The New York Times
The United States presidential race is still up in the air, and the battle for control of the Senate appears far from over. But one thing is clear the day after Election Day 2020: The “green wave” that environmentalists had hoped for failed to materialize.
There were bright spots for the environment. In the Senate, two Democrats, John Hickenlooper in Colorado and Mark Kelly in Arizona, have defeated incumbent Republicans who have received poor marks from environmental and conservation groups for their voting records.
Mr. Kelly was endorsed by Climate Hawks Vote, a progressive group that promotes candidates who promise to take action on climate change.
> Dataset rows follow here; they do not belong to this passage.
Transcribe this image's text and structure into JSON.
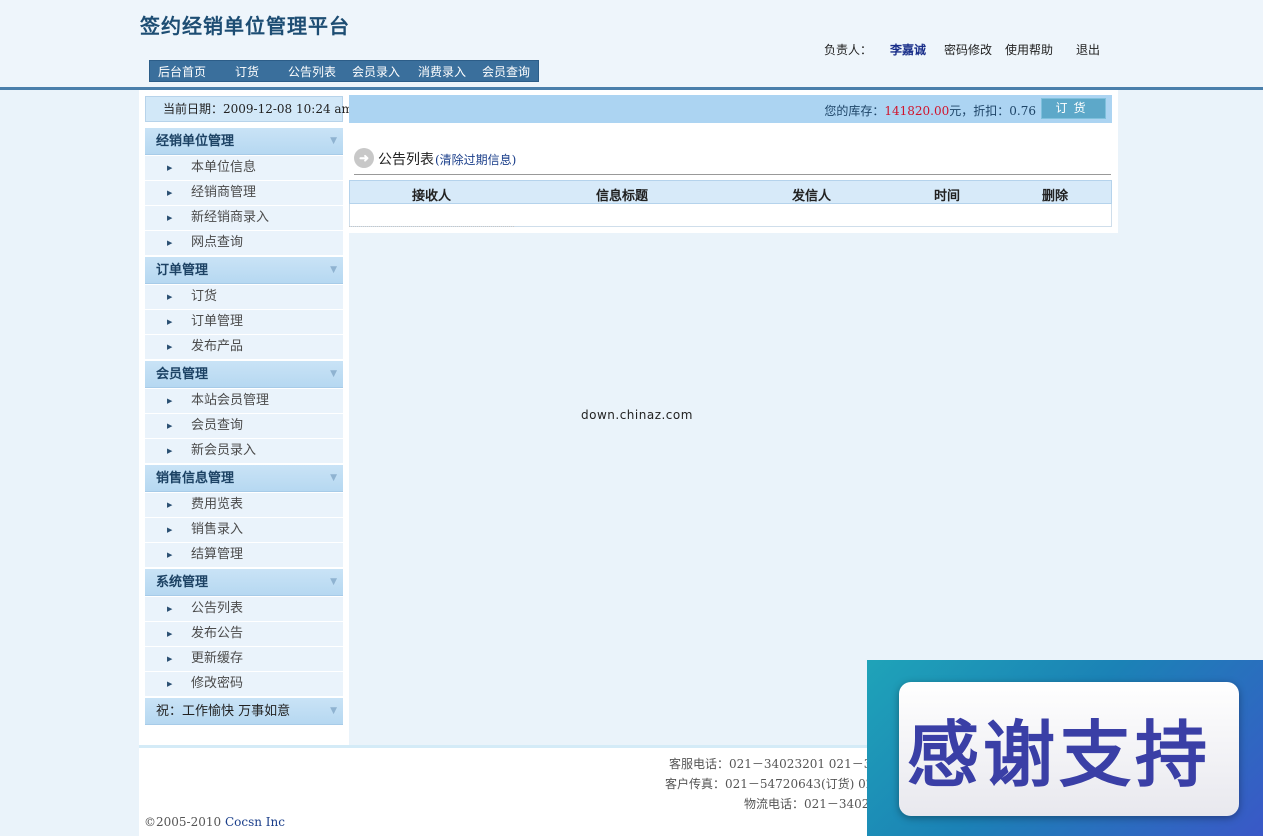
{
  "header": {
    "title": "签约经销单位管理平台",
    "owner_label": "负责人：",
    "owner_name": "李嘉诚",
    "links": [
      "密码修改",
      "使用帮助",
      "退出"
    ]
  },
  "nav": {
    "items": [
      "后台首页",
      "订货",
      "公告列表",
      "会员录入",
      "消费录入",
      "会员查询"
    ]
  },
  "sidebar": {
    "date_text": "当前日期：2009-12-08 10:24 am",
    "groups": [
      {
        "title": "经销单位管理",
        "items": [
          "本单位信息",
          "经销商管理",
          "新经销商录入",
          "网点查询"
        ]
      },
      {
        "title": "订单管理",
        "items": [
          "订货",
          "订单管理",
          "发布产品"
        ]
      },
      {
        "title": "会员管理",
        "items": [
          "本站会员管理",
          "会员查询",
          "新会员录入"
        ]
      },
      {
        "title": "销售信息管理",
        "items": [
          "费用览表",
          "销售录入",
          "结算管理"
        ]
      },
      {
        "title": "系统管理",
        "items": [
          "公告列表",
          "发布公告",
          "更新缓存",
          "修改密码"
        ]
      }
    ],
    "greeting": "祝：工作愉快 万事如意"
  },
  "stock": {
    "label": "您的库存：",
    "amount": "141820.00",
    "unit": "元，折扣：",
    "discount": "0.76",
    "button": "订货"
  },
  "notice": {
    "title": "公告列表",
    "clear_link": "(清除过期信息)",
    "columns": [
      "接收人",
      "信息标题",
      "发信人",
      "时间",
      "删除"
    ]
  },
  "watermark": "down.chinaz.com",
  "footer": {
    "service_phone": "客服电话：021－34023201 021－3402",
    "fax": "客户传真：021－54720643(订货) 021－",
    "logistics": "物流电话：021－34028",
    "copyright_prefix": "©2005-2010 ",
    "company": "Cocsn Inc"
  },
  "overlay": {
    "text": "感谢支持"
  },
  "colors": {
    "nav_bg": "#3a6f9c",
    "accent_red": "#d0132b",
    "menu_head": "#c9e3f6"
  }
}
Mr. Hickenlooper was not. While he declared during the campaign that action on climate change was urgently needed, his past ties to the oil and gas industry in Colorado made some groups wary.
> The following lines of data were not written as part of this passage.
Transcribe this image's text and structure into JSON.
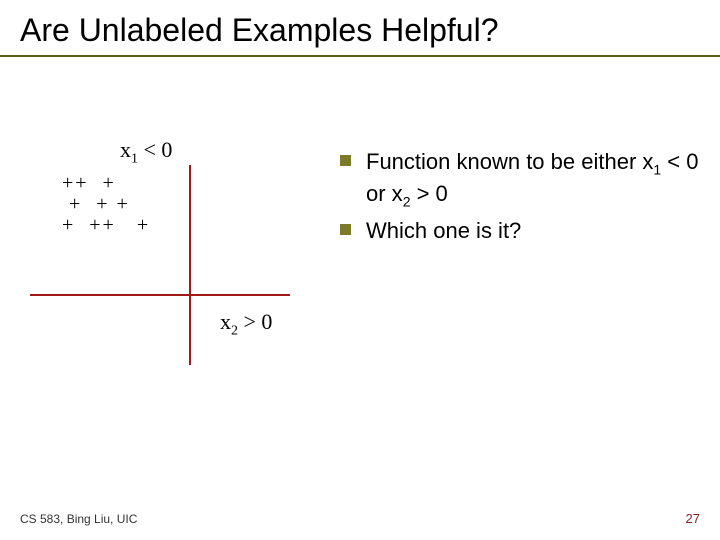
{
  "title": "Are Unlabeled Examples Helpful?",
  "diagram": {
    "x1_var": "x",
    "x1_sub": "1",
    "x1_rest": " < 0",
    "plus_cloud": "++  +\n +  + +\n+  ++   +",
    "x2_var": "x",
    "x2_sub": "2",
    "x2_rest": " > 0"
  },
  "bullets": {
    "b1_pre": "Function known to be either x",
    "b1_s1": "1",
    "b1_mid": " < 0 or x",
    "b1_s2": "2",
    "b1_post": " > 0",
    "b2": "Which one is it?"
  },
  "footer": {
    "left": "CS 583, Bing Liu, UIC",
    "right": "27"
  }
}
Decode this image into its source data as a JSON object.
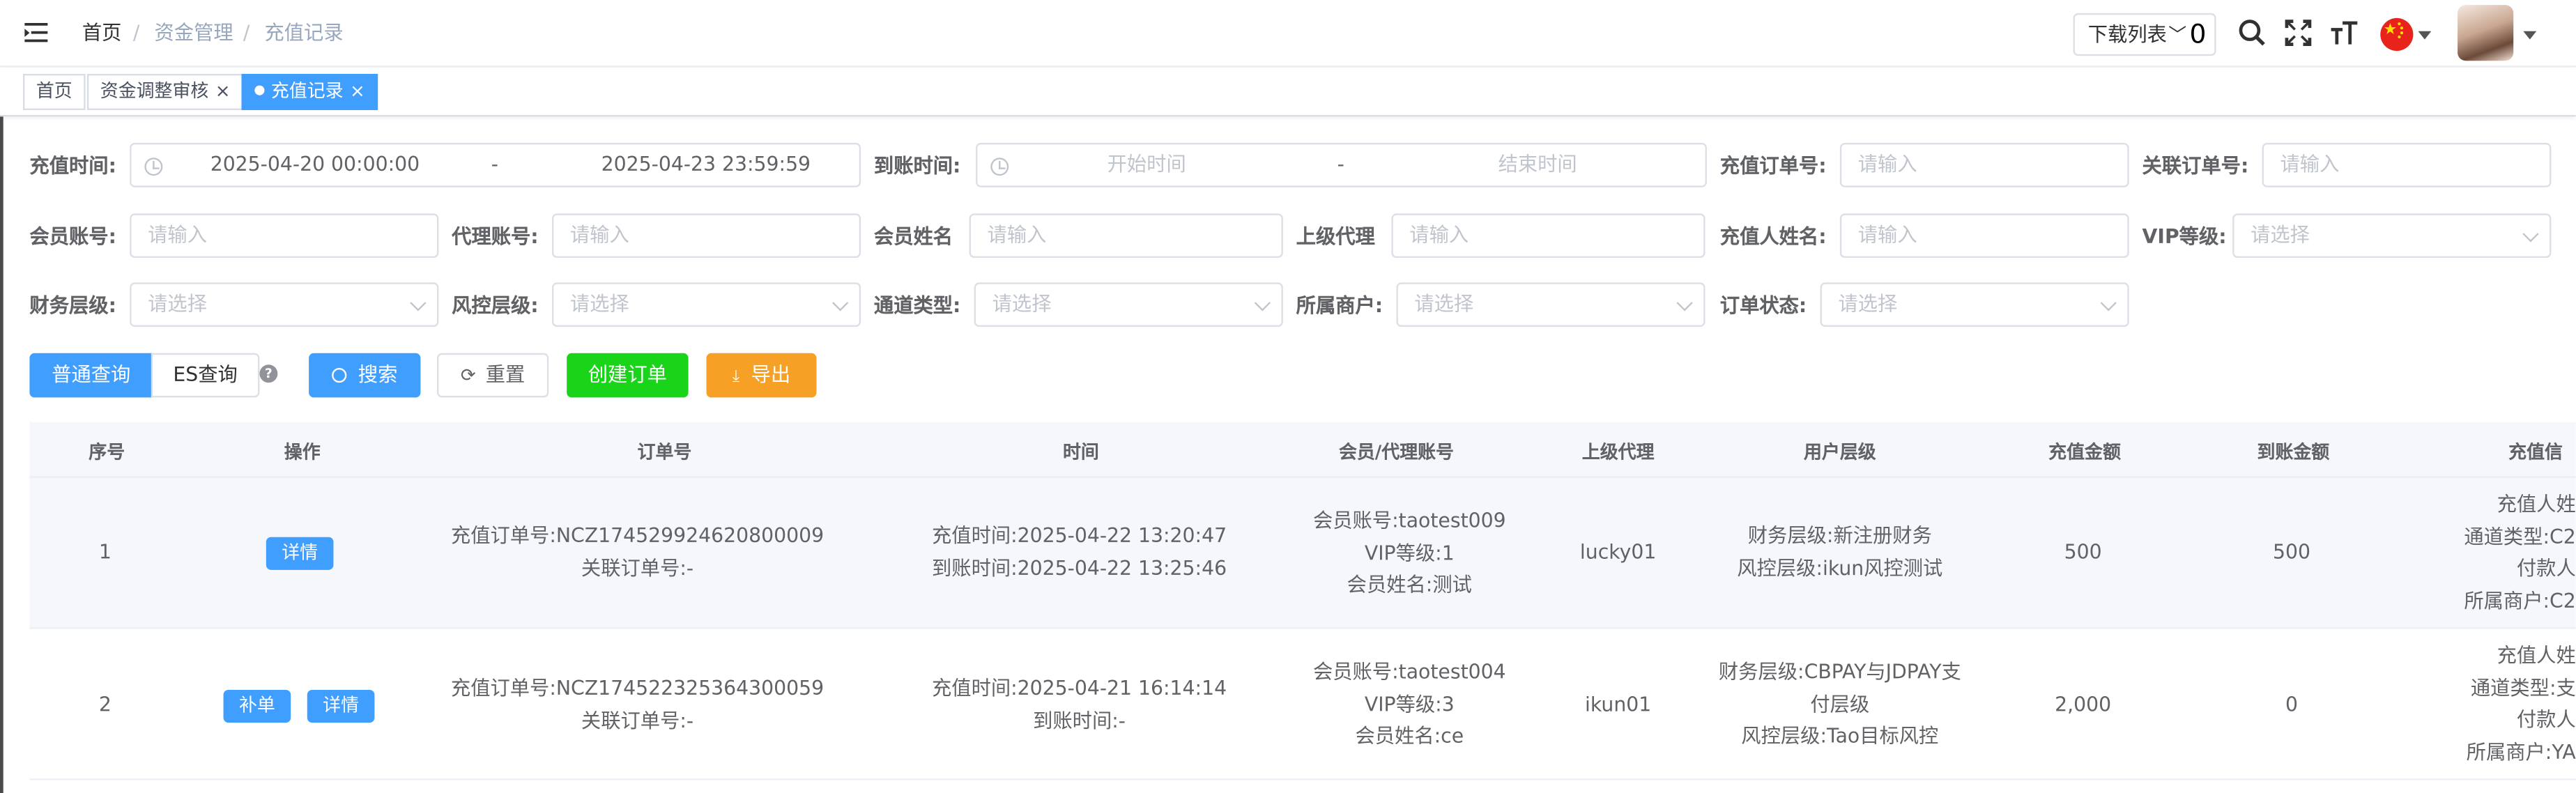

Mr. Hickenlooper could turn out to be the greenest of green lawmakers, but if Democrats don’t win control of the Senate it might make little difference. While the House looks certain to remain in Democratic hands, in the Senate the party needs more victories: Two, if Joseph R. Biden Jr. wins the presidency, which would allow Kamala Harris to break tie votes; or three, if President Trump is re-elected. Even two more Democratic victories seemed less likely on Wednesday than they did before the vote count began.
Climate and the environment were front and center in several state and local elections, and the outcomes appear certain in a few of those.
In a Texas race that was closely watched by environmental groups, a Democrat, Chrysta Castañeda, appears to have lost her bid to serve on the Texas Railroad Commission, the state’s oil and gas regulator. The Republican candidate, Jim Wright, led by nearly 10 percentage points, with most of the votes counted, according to Decision Desk HQ.
As my colleague Lisa Friedman wrote recently, Ms. Castañeda’s campaign received an infusion of $2.5 million from the billionaire Michael Bloomberg in hopes that a Democrat would win a seat on the three-member commission for the first time in the 21st century and prompt more oversight on climate-related issues like methane flaring. Mr. Wright, who was supported by the oil and gas industry, was criticized by environmental groups for promoting fringe theories about climate change and renewable energy.